- Assessment results for each resource, referencing the following criteria:
- Delivery format
- Learning outcomes
- Training evaluation strategies
- Facilitator aids
- The eight principles identified in the SV Toolkit (gender-inclusive, survivor-centred, evidence-informed, de-colonial, trauma informed, intersectional, culturally located, and accessible)
- Recommendations for inclusion of specific existing resources in the inventory
- Recommendations for development of new resources for inclusion in the inventory to address current gaps
- Feedback on the effectiveness of the SV Toolkit and recommendations for its improvement
- An outline showing the proposed structure and content of the final inventory
- Assessment results for each resource, referencing the following criteria:
Please submit your proposal using Appendix A (below) to email@example.com by midnight on June 1, 2020.
In no more than five pages, include the following elements.
- Provide a description of the steps and methodology for contacting organizations and collecting training resources.
- Provide a description of the steps and methodology for examining and assessing training resources.
- Provide a description of the steps and methodology for determining creative commons licensing attached to resources (or copyright, etc.).
- Provide a description of how expertise will be applied to determine recommendations for the selection of resources and organization/structure of the final inventory.
Project Plan and Milestones
- Provide a project plan that outlines steps and milestones to ensure the final deliverable is received by BCcampus by the deadline.
- Provide a list of budget components, including fees, expenses, etc.
- Identify where GST is relevant for budget items.
- Indicate whether the contract will be with an individual, institution, or agency.
- Demonstrated experience assessing learning outcomes and competencies
- Demonstrated knowledge of SV and misconduct subject area; experience working with SV community and SV training resources
- Demonstrated ability to use intersectional, trauma-informed, inclusive, and culturally sensitive approaches to SV and misconduct
- Demonstrated experience managing project timelines
- Demonstrated experience with similar assessment and/or evaluation projects
Proposal Evaluation Criteria
The following criteria will guide the evaluation and selection of the successful proposal.
- Roles and relevant experience of principal and/or team members working on the project
- Risk management plan for completion of the project if the principal contractor is unable to do so
- Clearly articulated and reasonable project steps and milestones for the amount of effort noted
- Clearly stated understanding of the deliverables and the intention of the project
- The budget is reasonable with regard to the work proposed.
- The budget is easy to understand and clearly outlines the most significant line items required, along with a reasonable timeline for expenses.
- The budget clearly shows when the project work and related expenses will occur.
This project is supported by the Ministry of Advanced Education, Skills & Training (AEST) and is being led by BCcampus. BCcampus provides evidence-based, collaboratively designed and developed, openly licensed learning resources for the B.C. post-secondary education system and sector partners.
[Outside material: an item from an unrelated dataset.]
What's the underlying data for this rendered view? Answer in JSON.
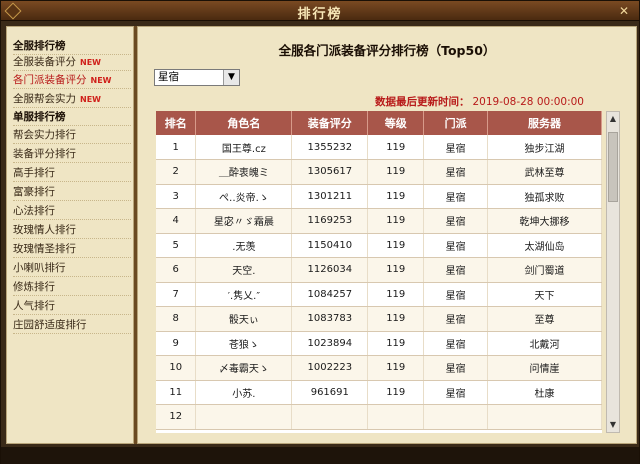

Accountability and justice: Processes and systems for community justice, accountability, and restoration of safety — both what they are and training people to have the capacity to be involved in such processes; training to understand impacts that may be associated with harms; exploring root causes of SV to support self-reflection on why behaviour occurred and prevention; suggesting survivor-centred ways communities can repair harm and restore safety; provide accountability at an individual level (i.e., the individual the person may have harmed); provide accountability at a community level (i.e., the community within which the harm occurred).